**PROBLEM DETAILS**
Write out the records once more, exactly as given.
INPUT RECORDS section start
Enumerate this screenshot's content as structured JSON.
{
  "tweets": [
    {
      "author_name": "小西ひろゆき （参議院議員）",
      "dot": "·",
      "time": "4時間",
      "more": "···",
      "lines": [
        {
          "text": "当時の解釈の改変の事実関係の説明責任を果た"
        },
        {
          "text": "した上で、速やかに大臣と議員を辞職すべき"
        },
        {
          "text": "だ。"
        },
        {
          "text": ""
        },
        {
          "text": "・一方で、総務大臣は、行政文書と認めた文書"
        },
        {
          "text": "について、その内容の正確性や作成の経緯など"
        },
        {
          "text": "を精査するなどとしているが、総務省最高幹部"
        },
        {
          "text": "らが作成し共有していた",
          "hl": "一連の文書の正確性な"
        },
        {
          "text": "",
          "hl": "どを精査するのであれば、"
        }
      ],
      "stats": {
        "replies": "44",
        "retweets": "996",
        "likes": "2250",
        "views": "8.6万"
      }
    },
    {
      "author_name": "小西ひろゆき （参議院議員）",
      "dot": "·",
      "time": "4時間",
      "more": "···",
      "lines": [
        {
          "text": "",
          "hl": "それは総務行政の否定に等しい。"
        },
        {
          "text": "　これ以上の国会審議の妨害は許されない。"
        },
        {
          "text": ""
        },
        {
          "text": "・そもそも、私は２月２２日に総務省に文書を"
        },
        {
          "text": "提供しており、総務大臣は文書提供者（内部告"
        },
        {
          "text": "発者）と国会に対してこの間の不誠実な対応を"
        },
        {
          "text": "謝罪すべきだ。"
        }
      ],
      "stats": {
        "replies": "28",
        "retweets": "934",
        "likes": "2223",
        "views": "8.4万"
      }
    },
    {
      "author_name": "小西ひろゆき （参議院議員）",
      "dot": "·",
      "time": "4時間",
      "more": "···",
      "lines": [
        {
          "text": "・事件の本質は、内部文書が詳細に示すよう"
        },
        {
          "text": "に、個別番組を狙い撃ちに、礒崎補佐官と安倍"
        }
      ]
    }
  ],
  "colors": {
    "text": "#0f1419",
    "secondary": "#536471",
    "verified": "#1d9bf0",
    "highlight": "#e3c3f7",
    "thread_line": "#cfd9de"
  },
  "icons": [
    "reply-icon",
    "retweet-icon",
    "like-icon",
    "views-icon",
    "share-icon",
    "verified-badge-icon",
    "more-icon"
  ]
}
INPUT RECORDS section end
**RESPONSE TO THIS EXERCISE**
Enumerate this screenshot's content as structured JSON.
{
  "tweets": [
    {
      "author_name": "小西ひろゆき （参議院議員）",
      "dot": "·",
      "time": "4時間",
      "more": "···",
      "lines": [
        {
          "text": "当時の解釈の改変の事実関係の説明責任を果た"
        },
        {
          "text": "した上で、速やかに大臣と議員を辞職すべき"
        },
        {
          "text": "だ。"
        },
        {
          "text": ""
        },
        {
          "text": "・一方で、総務大臣は、行政文書と認めた文書"
        },
        {
          "text": "について、その内容の正確性や作成の経緯など"
        },
        {
          "text": "を精査するなどとしているが、総務省最高幹部"
        },
        {
          "text": "らが作成し共有していた",
          "hl": "一連の文書の正確性な"
        },
        {
          "text": "",
          "hl": "どを精査するのであれば、"
        }
      ],
      "stats": {
        "replies": "44",
        "retweets": "996",
        "likes": "2250",
        "views": "8.6万"
      }
    },
    {
      "author_name": "小西ひろゆき （参議院議員）",
      "dot": "·",
      "time": "4時間",
      "more": "···",
      "lines": [
        {
          "text": "",
          "hl": "それは総務行政の否定に等しい。"
        },
        {
          "text": "　これ以上の国会審議の妨害は許されない。"
        },
        {
          "text": ""
        },
        {
          "text": "・そもそも、私は２月２２日に総務省に文書を"
        },
        {
          "text": "提供しており、総務大臣は文書提供者（内部告"
        },
        {
          "text": "発者）と国会に対してこの間の不誠実な対応を"
        },
        {
          "text": "謝罪すべきだ。"
        }
      ],
      "stats": {
        "replies": "28",
        "retweets": "934",
        "likes": "2223",
        "views": "8.4万"
      }
    },
    {
      "author_name": "小西ひろゆき （参議院議員）",
      "dot": "·",
      "time": "4時間",
      "more": "···",
      "lines": [
        {
          "text": "・事件の本質は、内部文書が詳細に示すよう"
        },
        {
          "text": "に、個別番組を狙い撃ちに、礒崎補佐官と安倍"
        }
      ]
    }
  ],
  "colors": {
    "text": "#0f1419",
    "secondary": "#536471",
    "verified": "#1d9bf0",
    "highlight": "#e3c3f7",
    "thread_line": "#cfd9de"
  },
  "icons": [
    "reply-icon",
    "retweet-icon",
    "like-icon",
    "views-icon",
    "share-icon",
    "verified-badge-icon",
    "more-icon"
  ]
}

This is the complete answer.